Your goal: Throughout the records below, find each line holding "from" and copy it.

Task input:
= Beginning of Section =

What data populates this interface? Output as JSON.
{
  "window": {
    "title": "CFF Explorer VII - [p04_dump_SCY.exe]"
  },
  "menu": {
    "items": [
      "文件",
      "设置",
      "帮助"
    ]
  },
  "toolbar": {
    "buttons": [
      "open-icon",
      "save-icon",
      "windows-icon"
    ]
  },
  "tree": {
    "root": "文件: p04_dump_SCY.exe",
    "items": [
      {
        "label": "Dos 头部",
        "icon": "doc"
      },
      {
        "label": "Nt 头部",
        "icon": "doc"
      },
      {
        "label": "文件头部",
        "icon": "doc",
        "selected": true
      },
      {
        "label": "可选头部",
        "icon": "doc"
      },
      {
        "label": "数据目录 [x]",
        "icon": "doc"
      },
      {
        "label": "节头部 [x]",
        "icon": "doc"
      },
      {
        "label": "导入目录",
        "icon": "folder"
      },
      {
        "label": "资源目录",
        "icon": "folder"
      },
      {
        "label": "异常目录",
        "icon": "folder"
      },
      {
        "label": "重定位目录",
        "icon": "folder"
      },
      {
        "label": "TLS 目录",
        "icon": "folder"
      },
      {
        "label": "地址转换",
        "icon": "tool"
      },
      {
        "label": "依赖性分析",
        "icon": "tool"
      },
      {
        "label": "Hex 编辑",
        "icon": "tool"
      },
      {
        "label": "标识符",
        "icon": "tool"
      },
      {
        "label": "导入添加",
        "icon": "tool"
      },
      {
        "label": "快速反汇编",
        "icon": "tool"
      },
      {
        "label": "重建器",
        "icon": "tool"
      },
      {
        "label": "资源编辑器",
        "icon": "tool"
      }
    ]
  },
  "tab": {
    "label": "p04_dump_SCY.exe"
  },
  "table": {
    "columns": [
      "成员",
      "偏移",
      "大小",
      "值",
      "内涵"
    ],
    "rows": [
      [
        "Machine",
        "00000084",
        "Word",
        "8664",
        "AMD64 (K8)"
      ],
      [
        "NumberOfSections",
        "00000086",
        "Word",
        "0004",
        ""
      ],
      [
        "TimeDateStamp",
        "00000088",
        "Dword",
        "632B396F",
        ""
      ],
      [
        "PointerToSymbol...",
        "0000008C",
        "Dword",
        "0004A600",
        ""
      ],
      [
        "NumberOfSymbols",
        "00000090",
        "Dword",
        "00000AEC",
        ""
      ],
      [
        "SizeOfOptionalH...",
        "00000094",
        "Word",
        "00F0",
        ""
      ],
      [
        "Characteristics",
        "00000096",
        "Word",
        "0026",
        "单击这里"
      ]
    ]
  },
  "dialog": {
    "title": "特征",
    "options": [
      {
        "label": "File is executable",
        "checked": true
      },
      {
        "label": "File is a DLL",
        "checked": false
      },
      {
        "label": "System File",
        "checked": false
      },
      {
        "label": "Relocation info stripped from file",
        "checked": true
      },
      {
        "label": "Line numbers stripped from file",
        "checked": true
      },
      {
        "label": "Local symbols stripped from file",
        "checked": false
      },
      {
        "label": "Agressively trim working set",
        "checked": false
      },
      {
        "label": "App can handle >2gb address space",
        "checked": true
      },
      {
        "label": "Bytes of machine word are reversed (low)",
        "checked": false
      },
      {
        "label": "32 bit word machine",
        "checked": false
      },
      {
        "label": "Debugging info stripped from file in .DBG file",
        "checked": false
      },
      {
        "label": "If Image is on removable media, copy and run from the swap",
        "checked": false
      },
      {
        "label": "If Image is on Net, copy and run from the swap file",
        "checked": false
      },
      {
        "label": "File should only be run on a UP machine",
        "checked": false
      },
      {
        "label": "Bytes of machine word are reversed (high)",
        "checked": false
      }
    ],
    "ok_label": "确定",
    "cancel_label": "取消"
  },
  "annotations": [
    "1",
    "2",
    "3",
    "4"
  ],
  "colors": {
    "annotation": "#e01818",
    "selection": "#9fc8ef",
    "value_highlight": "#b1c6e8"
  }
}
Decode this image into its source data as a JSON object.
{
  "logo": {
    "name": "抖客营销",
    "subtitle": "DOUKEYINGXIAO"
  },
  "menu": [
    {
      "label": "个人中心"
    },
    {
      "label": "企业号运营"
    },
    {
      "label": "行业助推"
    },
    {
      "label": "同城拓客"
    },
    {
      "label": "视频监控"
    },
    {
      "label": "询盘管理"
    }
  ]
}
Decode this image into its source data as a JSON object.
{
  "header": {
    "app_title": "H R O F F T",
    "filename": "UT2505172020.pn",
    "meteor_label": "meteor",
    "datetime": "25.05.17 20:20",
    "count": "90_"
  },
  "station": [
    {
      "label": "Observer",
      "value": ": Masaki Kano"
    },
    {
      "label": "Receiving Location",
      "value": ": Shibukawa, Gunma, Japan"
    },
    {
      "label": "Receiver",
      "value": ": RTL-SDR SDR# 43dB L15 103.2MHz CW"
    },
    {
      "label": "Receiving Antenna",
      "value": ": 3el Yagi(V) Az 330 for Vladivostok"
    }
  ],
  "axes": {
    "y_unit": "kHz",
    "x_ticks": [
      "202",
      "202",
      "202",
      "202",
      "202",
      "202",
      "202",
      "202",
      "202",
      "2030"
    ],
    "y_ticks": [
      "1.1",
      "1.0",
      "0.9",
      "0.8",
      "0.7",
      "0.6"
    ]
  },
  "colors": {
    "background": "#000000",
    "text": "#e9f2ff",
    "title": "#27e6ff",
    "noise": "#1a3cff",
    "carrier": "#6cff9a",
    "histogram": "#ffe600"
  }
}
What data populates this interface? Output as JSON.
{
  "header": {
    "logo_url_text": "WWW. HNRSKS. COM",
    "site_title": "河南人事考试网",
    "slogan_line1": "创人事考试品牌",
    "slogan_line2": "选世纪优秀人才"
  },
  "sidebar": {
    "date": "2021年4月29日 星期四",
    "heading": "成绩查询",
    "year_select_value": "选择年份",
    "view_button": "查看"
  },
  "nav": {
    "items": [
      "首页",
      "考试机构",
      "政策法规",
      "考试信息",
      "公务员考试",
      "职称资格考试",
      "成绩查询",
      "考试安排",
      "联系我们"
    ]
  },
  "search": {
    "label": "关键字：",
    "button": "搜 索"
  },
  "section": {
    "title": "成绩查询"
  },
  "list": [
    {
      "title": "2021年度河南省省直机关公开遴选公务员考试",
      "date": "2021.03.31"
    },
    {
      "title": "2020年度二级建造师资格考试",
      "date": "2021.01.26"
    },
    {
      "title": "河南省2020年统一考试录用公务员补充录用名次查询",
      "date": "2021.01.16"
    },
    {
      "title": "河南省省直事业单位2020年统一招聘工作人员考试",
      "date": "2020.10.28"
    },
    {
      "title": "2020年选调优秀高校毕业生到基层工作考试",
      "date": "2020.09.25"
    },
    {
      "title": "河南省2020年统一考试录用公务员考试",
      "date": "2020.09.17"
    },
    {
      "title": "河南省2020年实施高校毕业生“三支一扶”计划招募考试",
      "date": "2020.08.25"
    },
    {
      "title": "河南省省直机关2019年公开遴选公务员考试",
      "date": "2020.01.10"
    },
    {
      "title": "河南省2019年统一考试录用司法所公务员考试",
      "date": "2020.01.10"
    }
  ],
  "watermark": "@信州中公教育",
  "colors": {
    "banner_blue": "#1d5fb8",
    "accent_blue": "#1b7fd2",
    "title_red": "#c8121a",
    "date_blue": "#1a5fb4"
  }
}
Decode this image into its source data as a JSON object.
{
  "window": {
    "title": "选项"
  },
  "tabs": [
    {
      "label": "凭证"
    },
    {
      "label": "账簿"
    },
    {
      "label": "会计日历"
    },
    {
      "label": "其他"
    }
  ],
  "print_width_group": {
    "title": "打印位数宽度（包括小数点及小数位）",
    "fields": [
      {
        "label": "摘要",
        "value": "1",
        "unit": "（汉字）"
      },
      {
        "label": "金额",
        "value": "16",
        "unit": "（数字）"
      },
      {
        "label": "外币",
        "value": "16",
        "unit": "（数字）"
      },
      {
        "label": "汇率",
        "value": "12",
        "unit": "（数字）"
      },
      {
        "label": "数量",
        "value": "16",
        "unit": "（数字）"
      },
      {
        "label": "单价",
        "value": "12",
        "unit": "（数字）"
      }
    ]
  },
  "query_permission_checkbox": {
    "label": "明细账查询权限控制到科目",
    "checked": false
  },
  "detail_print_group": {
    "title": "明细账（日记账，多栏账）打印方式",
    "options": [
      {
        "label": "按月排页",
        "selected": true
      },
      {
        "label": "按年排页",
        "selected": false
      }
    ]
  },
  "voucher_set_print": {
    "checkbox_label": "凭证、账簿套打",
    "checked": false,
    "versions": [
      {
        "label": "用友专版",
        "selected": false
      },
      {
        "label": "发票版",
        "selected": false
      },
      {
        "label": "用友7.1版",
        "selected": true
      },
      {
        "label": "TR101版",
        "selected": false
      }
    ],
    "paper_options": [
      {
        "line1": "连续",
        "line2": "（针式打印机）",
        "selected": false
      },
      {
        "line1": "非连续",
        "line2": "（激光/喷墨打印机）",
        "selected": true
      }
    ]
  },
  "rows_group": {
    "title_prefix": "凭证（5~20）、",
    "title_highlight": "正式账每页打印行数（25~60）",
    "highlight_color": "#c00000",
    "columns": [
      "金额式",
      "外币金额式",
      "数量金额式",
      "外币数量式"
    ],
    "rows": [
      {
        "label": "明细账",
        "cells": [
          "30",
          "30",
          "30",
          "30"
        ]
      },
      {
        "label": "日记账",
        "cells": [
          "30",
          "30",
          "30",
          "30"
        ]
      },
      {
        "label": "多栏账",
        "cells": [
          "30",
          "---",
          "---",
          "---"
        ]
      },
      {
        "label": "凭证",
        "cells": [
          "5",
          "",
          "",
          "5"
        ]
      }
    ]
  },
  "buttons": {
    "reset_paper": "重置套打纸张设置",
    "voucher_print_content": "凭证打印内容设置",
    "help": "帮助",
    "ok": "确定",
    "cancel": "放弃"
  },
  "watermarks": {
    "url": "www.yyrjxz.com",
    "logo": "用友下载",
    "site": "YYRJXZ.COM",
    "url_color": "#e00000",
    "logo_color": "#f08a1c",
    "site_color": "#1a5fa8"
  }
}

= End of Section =

Written response:
        "label": "Relocation info stripped from file",
        "label": "Line numbers stripped from file",
        "label": "Local symbols stripped from file",
        "label": "Debugging info stripped from file in .DBG file",
        "label": "If Image is on removable media, copy and run from the swap",
        "label": "If Image is on Net, copy and run from the swap file",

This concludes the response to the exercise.